— AVAILABLE DATA —
________________

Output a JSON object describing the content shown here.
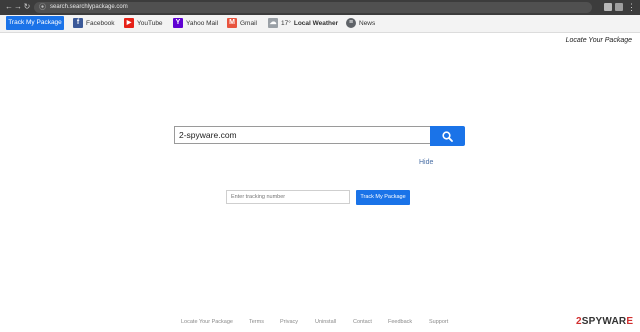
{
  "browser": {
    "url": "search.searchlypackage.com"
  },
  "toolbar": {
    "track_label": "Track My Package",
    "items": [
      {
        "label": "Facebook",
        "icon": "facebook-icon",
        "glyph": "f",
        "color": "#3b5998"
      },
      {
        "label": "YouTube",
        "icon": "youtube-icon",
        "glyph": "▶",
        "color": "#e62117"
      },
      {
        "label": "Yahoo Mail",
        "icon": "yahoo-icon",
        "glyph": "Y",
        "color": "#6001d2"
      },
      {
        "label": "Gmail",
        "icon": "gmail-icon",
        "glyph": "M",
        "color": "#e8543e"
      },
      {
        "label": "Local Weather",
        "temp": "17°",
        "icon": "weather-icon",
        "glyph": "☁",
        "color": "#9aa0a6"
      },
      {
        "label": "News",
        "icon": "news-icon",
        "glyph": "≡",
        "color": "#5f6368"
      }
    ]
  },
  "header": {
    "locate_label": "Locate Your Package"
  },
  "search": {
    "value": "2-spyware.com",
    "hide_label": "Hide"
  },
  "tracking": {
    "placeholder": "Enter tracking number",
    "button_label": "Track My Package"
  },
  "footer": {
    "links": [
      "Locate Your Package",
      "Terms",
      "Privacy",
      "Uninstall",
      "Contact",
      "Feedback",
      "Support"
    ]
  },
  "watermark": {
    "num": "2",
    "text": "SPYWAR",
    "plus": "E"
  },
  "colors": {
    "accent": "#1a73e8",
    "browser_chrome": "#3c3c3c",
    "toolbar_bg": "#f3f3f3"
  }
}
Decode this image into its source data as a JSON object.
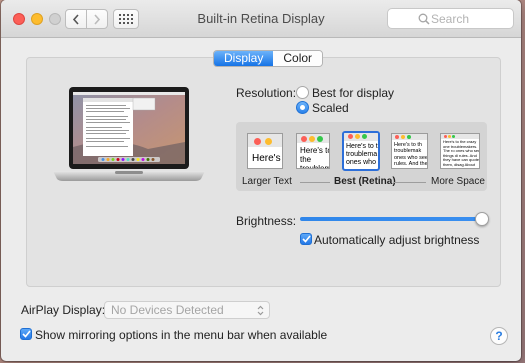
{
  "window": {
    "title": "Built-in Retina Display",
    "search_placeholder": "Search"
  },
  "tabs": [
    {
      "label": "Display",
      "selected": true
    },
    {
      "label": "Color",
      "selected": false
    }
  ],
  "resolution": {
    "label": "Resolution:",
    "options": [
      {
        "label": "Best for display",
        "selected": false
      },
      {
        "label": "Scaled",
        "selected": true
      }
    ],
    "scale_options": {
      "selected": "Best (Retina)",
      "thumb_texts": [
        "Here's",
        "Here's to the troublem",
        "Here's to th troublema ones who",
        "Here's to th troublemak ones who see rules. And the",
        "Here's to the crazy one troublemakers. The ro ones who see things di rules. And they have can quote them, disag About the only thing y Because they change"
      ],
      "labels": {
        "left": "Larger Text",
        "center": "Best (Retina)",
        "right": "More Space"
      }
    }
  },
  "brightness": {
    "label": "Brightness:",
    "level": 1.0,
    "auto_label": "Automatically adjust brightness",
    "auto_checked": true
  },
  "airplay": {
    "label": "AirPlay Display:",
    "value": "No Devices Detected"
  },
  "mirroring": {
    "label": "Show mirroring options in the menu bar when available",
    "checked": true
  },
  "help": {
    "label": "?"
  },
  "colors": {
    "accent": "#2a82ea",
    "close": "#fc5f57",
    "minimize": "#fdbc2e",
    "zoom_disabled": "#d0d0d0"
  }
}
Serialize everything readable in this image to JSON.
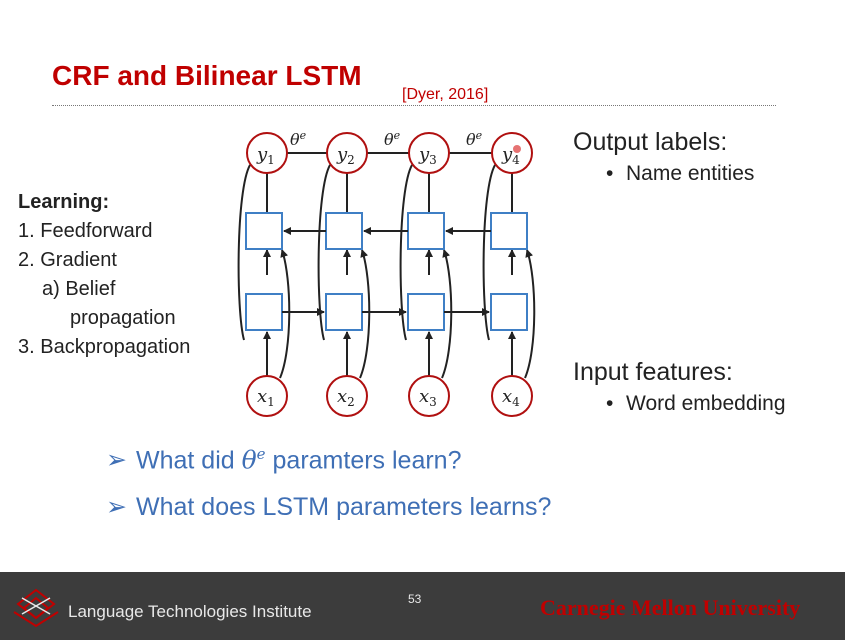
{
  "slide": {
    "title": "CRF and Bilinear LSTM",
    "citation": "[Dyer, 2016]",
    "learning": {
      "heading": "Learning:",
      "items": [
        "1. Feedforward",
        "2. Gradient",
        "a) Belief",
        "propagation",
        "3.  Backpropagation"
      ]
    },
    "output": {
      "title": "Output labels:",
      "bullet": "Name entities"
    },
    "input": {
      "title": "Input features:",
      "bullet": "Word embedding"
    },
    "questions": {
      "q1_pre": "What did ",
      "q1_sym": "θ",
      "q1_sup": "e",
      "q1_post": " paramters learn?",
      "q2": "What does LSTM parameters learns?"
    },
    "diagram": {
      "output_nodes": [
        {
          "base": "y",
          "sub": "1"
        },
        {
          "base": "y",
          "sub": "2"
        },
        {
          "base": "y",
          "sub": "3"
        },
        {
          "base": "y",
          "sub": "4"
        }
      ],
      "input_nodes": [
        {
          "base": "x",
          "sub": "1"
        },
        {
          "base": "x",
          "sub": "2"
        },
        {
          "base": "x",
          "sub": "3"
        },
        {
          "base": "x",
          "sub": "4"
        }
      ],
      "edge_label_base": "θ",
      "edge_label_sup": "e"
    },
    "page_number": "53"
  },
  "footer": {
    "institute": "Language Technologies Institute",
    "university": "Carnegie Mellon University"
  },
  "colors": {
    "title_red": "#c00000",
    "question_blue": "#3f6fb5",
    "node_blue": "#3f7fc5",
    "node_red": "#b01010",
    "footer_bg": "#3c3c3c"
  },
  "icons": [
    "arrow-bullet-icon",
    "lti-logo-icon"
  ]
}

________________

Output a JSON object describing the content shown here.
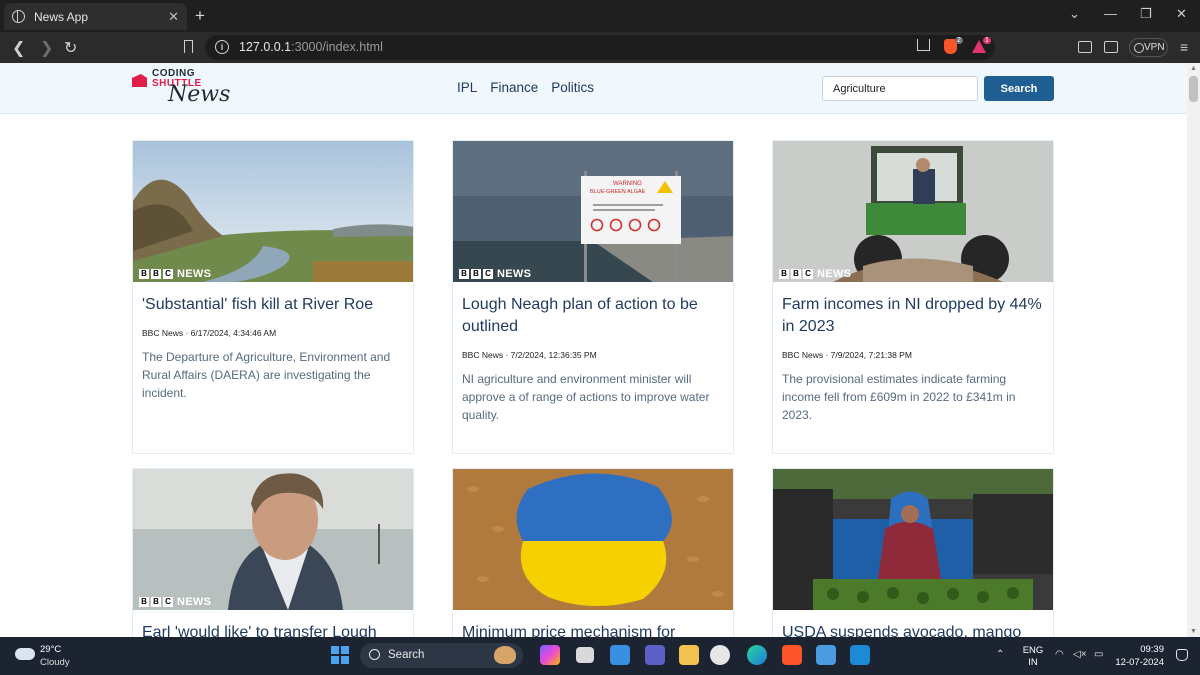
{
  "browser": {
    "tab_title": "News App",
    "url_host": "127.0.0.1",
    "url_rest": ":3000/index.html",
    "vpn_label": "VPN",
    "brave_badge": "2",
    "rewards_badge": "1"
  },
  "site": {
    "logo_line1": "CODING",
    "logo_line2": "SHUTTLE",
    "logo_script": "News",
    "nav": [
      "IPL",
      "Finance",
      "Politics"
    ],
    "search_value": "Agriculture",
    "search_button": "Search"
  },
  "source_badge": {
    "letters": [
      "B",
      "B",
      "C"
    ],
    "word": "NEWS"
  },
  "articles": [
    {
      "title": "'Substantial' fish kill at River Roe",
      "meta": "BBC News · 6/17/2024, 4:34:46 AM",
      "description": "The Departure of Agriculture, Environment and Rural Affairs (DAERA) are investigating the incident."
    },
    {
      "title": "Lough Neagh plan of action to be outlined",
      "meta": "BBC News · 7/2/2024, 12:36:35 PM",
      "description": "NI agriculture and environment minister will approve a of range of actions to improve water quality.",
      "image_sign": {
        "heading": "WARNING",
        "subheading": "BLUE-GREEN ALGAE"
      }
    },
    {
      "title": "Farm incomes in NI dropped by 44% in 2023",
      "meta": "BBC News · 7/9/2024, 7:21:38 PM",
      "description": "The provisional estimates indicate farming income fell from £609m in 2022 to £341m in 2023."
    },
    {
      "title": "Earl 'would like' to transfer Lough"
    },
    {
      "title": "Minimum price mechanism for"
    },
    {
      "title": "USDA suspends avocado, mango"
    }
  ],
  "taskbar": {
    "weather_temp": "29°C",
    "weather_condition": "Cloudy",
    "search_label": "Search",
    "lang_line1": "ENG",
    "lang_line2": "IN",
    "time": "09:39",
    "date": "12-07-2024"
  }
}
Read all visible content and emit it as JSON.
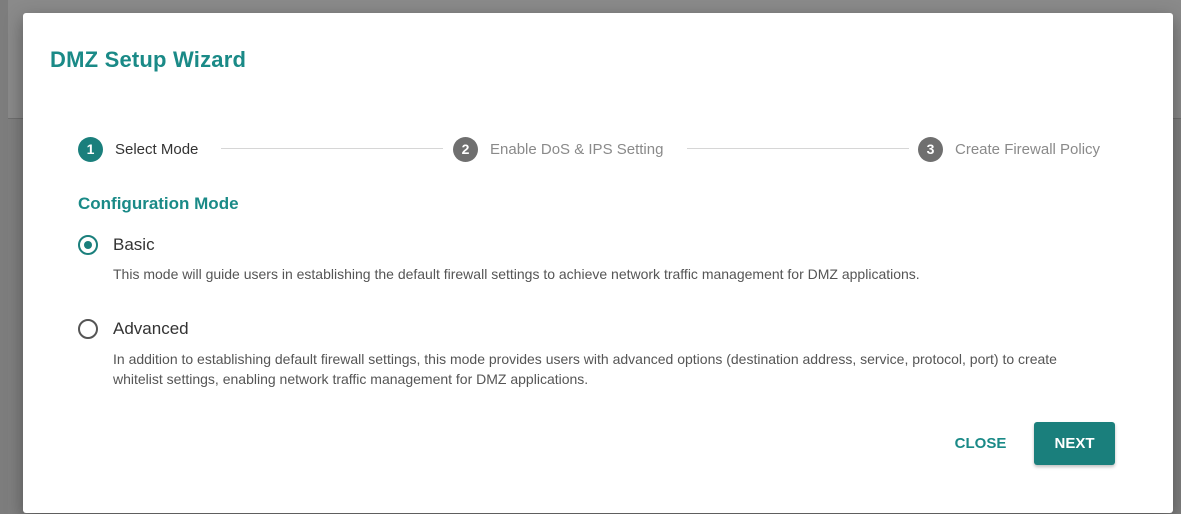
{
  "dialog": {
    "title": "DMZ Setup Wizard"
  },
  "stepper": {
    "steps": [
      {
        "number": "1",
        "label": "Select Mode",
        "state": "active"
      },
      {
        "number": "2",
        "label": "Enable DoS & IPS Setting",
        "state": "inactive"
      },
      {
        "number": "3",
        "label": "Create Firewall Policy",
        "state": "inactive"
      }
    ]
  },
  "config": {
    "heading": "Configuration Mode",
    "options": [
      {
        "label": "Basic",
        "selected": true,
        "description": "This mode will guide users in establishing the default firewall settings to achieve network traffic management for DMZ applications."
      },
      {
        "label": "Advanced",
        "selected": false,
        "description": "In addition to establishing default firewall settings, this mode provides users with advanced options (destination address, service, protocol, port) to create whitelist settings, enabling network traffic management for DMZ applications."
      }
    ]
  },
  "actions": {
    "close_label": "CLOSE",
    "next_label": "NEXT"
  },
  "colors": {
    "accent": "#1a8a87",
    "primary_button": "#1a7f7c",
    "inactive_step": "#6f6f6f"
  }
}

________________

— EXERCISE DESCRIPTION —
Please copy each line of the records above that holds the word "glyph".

— SOLUTION TO THE PROBLEM —
        "glyph": "f",
        "glyph": "▶",
        "glyph": "Y",
        "glyph": "M",
        "glyph": "☁",
        "glyph": "≡",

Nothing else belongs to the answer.